** Exercise requirements **
Each line in the entries below that holds the string "this" must be copied.

** Exercise materials **
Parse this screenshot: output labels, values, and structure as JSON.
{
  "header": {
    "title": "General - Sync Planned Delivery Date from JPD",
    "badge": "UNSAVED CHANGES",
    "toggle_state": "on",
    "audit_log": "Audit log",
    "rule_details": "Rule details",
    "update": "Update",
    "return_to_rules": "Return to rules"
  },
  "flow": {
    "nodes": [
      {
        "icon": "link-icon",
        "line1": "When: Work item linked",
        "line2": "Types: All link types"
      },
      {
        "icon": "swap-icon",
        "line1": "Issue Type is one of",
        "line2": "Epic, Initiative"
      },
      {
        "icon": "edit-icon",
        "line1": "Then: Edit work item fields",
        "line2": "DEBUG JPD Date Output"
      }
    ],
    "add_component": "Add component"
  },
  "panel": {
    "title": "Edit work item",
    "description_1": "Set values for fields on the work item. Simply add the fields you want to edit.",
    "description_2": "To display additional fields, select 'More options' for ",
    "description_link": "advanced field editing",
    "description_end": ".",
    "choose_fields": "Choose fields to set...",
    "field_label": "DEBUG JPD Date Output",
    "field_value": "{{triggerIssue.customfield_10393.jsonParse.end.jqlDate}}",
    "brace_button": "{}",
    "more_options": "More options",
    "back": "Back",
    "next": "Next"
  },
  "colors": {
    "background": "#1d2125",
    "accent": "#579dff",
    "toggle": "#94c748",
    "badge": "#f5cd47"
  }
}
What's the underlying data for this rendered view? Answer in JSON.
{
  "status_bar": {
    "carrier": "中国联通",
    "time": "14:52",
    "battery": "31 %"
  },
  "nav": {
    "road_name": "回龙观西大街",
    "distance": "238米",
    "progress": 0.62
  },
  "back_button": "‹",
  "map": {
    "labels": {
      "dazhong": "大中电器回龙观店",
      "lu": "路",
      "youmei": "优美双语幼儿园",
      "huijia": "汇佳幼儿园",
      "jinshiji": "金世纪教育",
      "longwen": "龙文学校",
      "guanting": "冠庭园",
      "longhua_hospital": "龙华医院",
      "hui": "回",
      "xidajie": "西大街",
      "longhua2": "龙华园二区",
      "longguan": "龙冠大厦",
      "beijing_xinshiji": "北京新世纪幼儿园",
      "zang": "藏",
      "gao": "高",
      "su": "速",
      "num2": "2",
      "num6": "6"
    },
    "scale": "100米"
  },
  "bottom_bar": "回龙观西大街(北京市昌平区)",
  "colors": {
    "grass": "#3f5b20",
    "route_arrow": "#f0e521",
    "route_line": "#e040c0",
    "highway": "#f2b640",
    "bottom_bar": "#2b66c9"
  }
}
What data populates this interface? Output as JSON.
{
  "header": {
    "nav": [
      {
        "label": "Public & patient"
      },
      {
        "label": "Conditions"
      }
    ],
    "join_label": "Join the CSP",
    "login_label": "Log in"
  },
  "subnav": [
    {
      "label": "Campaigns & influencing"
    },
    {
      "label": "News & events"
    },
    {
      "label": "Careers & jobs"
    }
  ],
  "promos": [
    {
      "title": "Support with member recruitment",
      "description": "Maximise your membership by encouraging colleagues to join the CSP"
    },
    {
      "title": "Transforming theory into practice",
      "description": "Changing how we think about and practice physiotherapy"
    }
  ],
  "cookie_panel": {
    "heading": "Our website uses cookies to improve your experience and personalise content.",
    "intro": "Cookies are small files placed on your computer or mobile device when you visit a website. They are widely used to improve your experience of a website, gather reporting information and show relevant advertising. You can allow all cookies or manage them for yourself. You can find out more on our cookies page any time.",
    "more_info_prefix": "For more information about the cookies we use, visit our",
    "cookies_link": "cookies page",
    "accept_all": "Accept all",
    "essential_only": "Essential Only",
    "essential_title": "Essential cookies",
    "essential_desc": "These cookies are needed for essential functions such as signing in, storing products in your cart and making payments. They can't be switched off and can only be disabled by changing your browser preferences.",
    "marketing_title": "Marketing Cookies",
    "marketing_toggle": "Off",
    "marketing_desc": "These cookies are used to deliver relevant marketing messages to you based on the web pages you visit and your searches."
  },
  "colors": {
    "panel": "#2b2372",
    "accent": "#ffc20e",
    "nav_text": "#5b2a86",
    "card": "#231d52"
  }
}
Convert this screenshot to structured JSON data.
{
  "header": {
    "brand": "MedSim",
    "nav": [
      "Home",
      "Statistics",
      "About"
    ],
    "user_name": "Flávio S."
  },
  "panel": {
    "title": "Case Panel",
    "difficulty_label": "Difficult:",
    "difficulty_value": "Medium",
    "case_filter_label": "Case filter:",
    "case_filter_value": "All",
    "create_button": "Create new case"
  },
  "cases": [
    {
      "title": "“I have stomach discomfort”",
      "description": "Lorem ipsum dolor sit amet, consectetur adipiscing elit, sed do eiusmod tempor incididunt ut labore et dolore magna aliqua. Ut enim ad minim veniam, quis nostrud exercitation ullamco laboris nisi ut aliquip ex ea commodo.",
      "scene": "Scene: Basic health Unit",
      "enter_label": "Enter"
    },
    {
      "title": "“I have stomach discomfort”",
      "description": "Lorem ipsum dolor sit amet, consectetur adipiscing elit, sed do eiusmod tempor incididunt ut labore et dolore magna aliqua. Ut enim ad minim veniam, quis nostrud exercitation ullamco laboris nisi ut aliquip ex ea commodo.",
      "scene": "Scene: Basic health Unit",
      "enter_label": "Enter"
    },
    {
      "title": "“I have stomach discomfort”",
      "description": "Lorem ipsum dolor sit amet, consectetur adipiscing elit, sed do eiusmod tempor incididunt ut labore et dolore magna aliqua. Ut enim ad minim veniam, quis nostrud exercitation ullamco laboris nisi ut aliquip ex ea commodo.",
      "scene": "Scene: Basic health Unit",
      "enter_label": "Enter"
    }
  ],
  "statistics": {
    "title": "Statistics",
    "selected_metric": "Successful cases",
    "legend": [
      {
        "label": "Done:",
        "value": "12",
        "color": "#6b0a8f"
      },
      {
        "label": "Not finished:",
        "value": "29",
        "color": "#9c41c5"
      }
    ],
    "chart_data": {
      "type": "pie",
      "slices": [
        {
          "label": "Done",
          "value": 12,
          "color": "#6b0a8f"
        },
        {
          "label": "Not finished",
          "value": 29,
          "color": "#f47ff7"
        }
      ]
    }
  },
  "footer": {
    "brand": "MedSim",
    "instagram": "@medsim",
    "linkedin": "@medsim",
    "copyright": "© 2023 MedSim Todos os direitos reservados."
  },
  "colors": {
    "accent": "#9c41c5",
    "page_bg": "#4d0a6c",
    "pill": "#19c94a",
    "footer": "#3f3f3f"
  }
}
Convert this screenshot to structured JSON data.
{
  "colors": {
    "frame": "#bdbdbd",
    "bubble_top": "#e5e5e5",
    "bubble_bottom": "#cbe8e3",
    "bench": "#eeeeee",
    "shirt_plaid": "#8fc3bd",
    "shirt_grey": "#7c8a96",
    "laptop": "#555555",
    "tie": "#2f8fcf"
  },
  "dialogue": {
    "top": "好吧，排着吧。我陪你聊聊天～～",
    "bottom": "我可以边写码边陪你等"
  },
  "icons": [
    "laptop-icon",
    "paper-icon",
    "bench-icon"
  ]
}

** Answer for the task **
Parse this screenshot: output labels, values, and structure as JSON.
What's the underlying data for this rendered view? Answer in JSON.
What data populates this interface? Output as JSON.
Convert this screenshot to structured JSON data.
Convert this screenshot to structured JSON data.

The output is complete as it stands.